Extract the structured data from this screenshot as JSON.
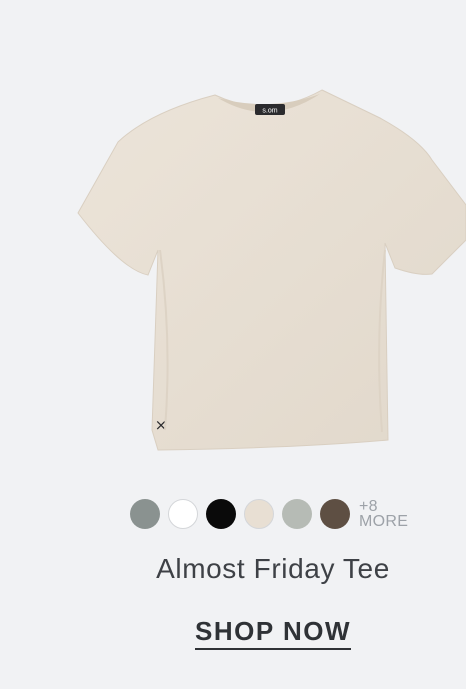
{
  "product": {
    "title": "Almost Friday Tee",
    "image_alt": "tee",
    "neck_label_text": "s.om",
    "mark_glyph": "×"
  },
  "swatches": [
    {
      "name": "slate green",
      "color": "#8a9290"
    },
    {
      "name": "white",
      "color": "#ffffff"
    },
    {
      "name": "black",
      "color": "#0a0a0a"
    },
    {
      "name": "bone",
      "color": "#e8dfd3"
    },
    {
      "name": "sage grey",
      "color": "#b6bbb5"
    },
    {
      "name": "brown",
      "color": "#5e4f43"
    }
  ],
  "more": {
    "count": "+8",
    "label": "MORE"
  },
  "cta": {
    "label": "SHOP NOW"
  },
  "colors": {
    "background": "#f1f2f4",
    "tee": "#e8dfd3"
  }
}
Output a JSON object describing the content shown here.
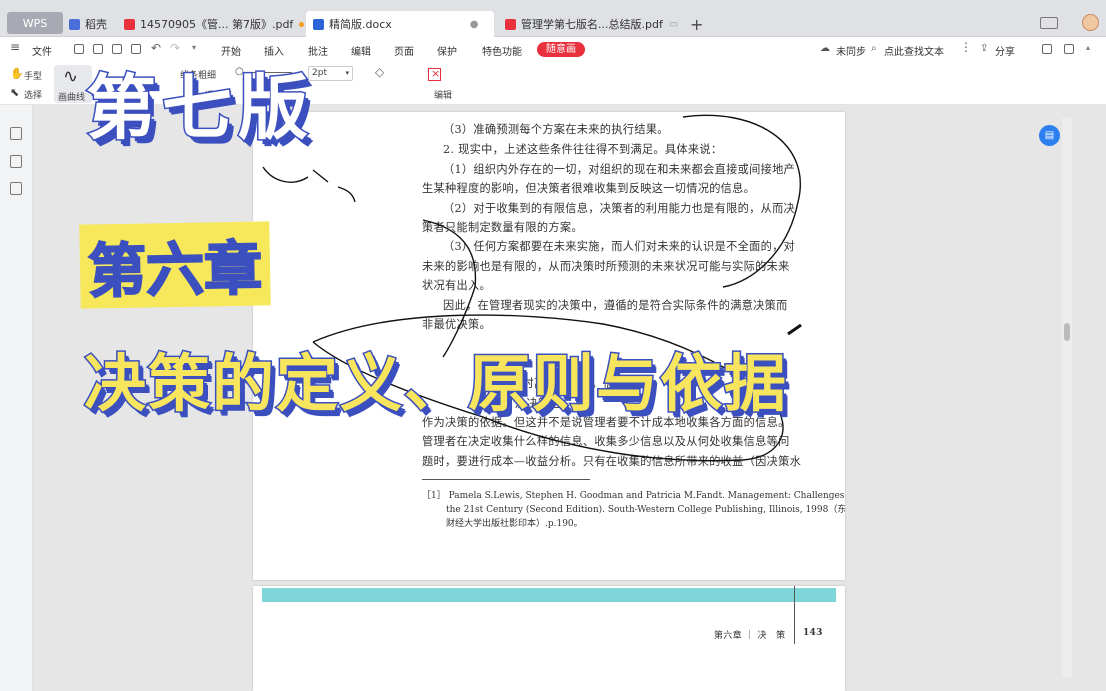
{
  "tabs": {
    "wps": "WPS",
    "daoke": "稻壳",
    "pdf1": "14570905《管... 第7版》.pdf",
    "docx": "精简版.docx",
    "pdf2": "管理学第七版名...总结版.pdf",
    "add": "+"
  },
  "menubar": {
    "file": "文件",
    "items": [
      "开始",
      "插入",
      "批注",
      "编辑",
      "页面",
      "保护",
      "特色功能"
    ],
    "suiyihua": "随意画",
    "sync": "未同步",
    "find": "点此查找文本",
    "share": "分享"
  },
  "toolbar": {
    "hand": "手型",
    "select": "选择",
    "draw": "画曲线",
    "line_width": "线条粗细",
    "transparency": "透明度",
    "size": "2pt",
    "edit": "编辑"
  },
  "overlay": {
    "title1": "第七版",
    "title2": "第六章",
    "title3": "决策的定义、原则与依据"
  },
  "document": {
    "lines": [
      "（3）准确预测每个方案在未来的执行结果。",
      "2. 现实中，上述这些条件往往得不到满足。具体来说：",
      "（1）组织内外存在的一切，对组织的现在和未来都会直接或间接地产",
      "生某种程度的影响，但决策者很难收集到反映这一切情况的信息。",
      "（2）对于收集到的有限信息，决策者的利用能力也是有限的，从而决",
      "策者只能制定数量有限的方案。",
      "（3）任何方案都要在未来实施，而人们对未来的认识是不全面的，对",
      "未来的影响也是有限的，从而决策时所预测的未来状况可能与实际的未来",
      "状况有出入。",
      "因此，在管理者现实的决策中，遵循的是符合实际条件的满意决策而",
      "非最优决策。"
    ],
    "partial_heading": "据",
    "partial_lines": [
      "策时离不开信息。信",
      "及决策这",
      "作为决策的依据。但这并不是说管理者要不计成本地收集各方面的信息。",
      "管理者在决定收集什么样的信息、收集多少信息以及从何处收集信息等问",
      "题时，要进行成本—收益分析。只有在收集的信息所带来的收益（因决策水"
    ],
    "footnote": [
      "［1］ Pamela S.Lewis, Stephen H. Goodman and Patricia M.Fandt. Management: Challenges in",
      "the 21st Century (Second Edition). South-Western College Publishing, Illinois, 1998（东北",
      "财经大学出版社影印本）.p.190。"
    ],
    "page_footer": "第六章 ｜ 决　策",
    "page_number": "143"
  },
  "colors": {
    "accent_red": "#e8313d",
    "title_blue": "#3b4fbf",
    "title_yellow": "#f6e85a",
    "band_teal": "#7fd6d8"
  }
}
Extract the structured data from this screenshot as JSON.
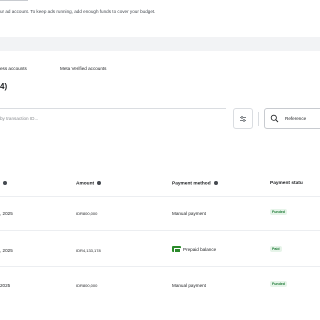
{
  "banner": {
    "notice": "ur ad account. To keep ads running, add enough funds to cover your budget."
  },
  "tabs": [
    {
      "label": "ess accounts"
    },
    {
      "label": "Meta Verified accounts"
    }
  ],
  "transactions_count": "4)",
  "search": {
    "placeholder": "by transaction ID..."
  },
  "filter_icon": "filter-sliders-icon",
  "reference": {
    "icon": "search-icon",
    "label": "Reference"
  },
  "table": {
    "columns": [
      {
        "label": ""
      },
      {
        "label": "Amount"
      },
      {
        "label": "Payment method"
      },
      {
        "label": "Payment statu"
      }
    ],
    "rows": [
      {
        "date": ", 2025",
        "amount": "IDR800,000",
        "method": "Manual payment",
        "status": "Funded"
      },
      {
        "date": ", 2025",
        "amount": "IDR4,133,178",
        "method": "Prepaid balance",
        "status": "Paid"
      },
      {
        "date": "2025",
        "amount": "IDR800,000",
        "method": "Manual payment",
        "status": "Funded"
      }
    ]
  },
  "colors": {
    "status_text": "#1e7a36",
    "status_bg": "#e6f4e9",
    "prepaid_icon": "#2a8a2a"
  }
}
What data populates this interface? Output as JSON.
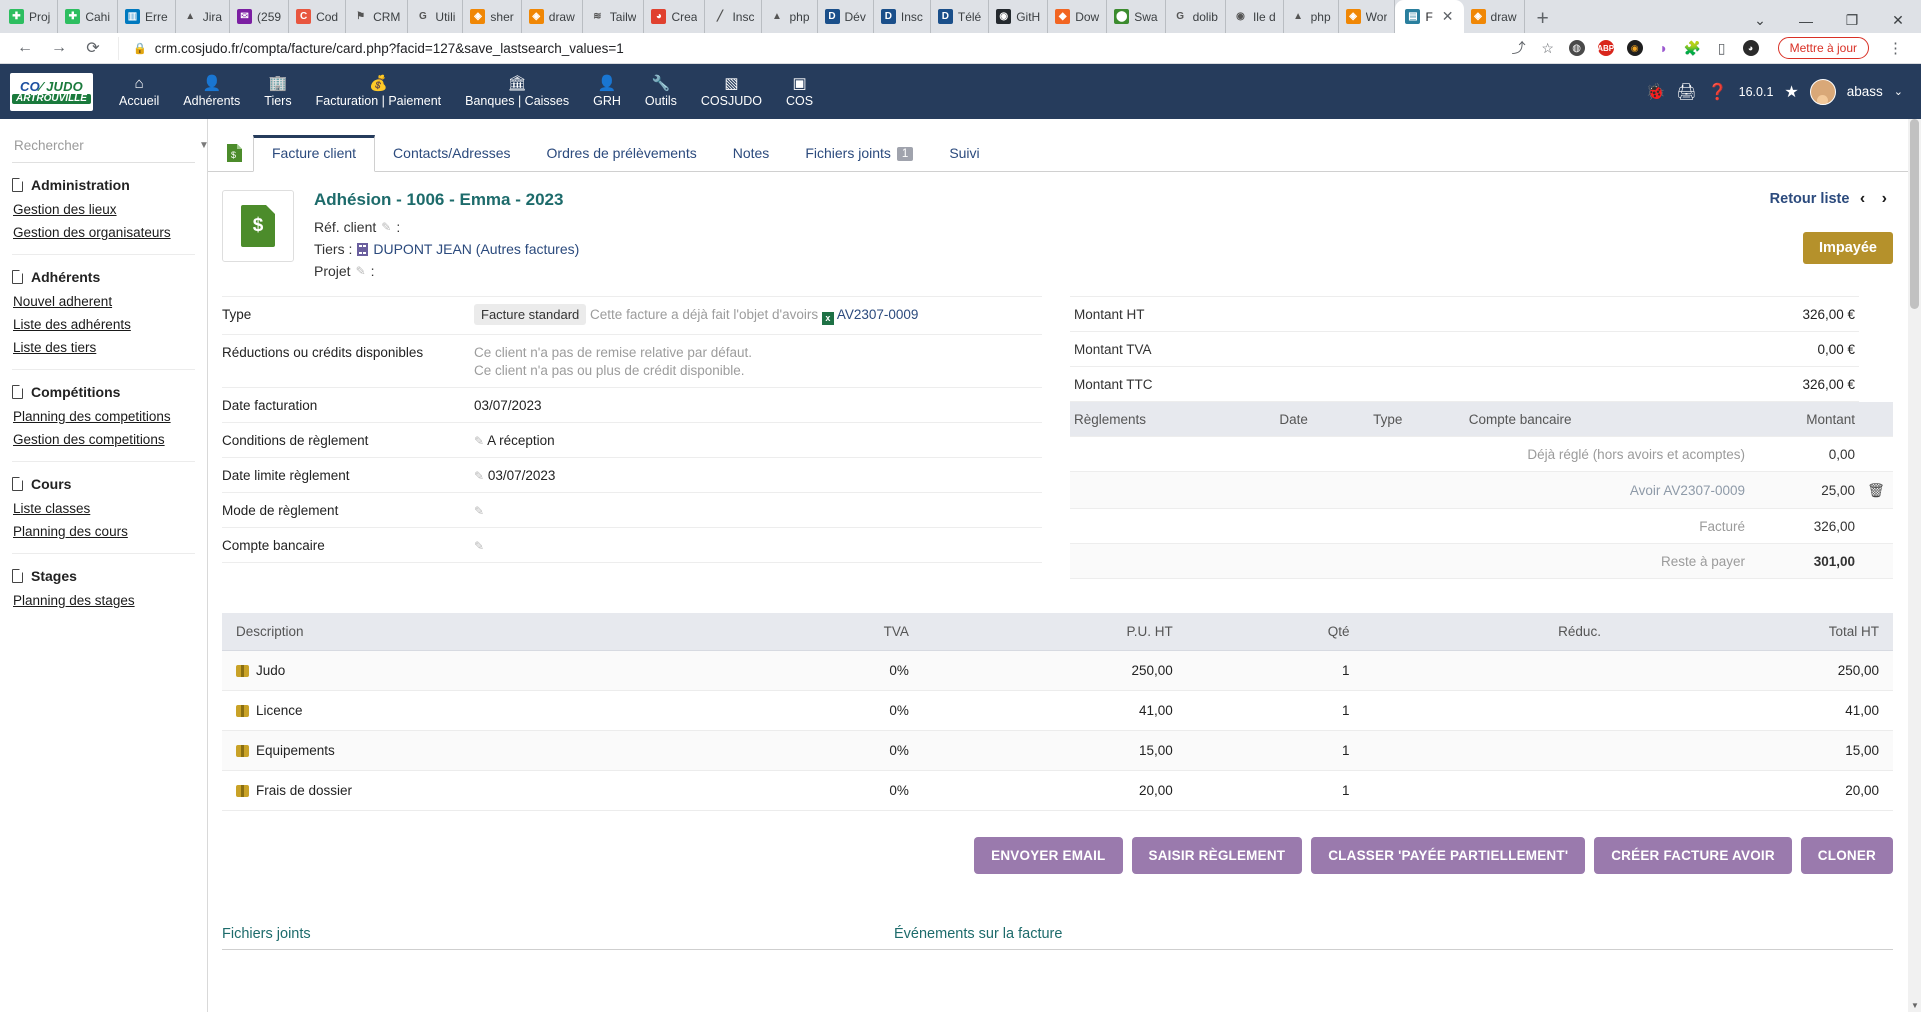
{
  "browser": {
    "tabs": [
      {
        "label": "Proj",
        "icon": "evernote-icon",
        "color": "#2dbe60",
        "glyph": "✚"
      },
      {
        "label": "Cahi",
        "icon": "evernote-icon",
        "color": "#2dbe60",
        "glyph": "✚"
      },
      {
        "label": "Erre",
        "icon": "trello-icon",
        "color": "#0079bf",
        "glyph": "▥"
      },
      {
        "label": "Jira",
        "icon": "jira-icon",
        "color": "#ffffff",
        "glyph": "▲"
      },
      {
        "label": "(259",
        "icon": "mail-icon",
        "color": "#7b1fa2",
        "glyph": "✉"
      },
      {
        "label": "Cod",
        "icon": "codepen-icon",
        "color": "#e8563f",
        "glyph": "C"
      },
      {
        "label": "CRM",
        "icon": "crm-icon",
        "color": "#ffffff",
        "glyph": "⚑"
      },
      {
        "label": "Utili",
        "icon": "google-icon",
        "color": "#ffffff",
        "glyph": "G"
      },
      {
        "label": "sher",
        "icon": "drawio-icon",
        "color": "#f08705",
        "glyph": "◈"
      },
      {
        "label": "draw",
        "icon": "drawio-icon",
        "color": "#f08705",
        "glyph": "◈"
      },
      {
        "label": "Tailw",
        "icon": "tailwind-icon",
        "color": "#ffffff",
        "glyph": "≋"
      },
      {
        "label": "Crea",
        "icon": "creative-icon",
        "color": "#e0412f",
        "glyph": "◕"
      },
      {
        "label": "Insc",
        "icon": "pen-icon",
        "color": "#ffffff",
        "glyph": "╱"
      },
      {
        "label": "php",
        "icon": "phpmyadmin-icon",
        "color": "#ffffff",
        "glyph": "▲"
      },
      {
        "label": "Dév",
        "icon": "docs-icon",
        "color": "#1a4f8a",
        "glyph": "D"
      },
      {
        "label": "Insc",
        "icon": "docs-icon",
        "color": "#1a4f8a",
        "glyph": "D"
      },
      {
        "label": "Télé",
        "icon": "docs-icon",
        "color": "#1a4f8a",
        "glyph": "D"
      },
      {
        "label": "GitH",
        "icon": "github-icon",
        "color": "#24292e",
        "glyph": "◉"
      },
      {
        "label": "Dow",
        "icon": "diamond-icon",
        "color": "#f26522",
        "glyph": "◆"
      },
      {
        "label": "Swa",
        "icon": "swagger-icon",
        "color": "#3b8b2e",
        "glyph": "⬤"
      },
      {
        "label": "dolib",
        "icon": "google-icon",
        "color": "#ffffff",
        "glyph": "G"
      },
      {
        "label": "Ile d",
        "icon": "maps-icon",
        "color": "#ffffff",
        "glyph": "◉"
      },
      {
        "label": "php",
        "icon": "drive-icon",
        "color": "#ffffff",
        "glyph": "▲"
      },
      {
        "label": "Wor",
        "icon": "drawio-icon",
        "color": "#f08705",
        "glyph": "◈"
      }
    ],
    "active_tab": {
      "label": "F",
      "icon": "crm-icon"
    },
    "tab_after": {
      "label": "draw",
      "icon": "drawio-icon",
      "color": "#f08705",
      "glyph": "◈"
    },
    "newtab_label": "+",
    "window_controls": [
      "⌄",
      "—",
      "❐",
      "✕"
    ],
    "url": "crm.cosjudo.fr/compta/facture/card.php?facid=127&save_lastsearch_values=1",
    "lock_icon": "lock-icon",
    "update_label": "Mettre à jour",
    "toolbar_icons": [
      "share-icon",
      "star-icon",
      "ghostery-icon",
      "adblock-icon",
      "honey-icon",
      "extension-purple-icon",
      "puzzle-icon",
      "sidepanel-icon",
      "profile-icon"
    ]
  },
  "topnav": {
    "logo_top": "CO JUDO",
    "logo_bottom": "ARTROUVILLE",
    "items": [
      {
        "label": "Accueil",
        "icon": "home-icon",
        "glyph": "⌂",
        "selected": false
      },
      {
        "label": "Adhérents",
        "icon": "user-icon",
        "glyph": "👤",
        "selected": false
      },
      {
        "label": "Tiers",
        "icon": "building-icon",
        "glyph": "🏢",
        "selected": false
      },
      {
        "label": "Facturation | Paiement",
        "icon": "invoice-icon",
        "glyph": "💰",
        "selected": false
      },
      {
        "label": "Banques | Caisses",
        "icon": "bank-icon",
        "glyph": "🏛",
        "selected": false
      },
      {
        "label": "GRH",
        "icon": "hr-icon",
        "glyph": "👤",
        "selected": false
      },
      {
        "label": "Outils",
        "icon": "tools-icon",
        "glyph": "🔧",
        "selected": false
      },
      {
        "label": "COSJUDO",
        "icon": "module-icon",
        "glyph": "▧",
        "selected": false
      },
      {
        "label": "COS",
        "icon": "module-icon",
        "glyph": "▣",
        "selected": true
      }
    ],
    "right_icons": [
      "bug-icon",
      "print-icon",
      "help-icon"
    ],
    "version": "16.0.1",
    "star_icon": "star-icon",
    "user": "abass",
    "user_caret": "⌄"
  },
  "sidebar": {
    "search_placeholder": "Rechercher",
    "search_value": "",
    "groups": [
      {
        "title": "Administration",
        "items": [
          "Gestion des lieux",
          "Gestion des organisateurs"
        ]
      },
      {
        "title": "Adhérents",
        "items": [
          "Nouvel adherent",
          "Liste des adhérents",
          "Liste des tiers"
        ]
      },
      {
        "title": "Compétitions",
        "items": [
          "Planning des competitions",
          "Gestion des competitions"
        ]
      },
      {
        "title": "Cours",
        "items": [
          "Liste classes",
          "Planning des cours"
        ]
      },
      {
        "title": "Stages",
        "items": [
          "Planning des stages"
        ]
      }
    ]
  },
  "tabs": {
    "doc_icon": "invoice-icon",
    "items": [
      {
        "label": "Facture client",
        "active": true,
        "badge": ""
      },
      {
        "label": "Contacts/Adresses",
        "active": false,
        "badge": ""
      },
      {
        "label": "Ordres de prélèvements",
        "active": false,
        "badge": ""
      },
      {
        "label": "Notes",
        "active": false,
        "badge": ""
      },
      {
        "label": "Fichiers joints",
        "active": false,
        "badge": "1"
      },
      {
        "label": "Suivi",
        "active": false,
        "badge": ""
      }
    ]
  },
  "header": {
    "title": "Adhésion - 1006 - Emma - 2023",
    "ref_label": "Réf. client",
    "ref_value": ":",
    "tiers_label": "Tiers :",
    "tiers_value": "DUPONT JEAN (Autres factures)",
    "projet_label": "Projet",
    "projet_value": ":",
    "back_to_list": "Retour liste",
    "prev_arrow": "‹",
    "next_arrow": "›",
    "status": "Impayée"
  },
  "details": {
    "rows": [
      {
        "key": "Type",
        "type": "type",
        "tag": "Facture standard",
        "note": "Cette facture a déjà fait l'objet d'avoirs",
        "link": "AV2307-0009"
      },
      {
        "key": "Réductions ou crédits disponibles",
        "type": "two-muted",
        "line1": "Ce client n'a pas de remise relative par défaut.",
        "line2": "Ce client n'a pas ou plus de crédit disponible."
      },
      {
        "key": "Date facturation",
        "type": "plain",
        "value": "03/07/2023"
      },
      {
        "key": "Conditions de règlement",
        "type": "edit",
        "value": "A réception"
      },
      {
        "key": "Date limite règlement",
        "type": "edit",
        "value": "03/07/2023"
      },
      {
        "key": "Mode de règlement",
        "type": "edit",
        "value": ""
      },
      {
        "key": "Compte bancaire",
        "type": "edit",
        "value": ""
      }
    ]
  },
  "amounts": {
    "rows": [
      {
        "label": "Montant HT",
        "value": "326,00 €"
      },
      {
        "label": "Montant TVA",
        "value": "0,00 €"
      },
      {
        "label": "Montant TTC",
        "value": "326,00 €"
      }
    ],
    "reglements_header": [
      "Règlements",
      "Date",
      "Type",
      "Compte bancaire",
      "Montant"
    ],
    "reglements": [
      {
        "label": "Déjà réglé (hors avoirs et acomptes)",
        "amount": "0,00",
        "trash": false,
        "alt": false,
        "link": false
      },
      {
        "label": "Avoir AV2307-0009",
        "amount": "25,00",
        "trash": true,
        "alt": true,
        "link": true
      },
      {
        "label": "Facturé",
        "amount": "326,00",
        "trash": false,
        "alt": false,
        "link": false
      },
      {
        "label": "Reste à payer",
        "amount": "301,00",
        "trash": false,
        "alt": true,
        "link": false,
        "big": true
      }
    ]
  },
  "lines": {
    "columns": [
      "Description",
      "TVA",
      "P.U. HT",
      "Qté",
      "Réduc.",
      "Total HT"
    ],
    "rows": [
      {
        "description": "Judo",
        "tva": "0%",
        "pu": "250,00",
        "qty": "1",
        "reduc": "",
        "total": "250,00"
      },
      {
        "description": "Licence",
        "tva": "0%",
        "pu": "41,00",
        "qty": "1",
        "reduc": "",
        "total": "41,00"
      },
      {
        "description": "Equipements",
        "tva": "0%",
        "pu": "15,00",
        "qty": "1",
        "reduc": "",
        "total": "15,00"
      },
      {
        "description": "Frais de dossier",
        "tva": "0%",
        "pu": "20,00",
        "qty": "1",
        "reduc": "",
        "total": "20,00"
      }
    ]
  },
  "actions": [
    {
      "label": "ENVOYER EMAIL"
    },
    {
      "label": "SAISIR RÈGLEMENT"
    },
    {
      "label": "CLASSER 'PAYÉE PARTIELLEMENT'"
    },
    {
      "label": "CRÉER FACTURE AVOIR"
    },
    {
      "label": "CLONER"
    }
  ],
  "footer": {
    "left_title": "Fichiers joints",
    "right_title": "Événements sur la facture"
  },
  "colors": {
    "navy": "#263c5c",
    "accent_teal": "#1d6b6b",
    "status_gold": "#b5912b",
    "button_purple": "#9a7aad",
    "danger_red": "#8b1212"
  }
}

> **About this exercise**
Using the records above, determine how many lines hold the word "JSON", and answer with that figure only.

> **Result below**
4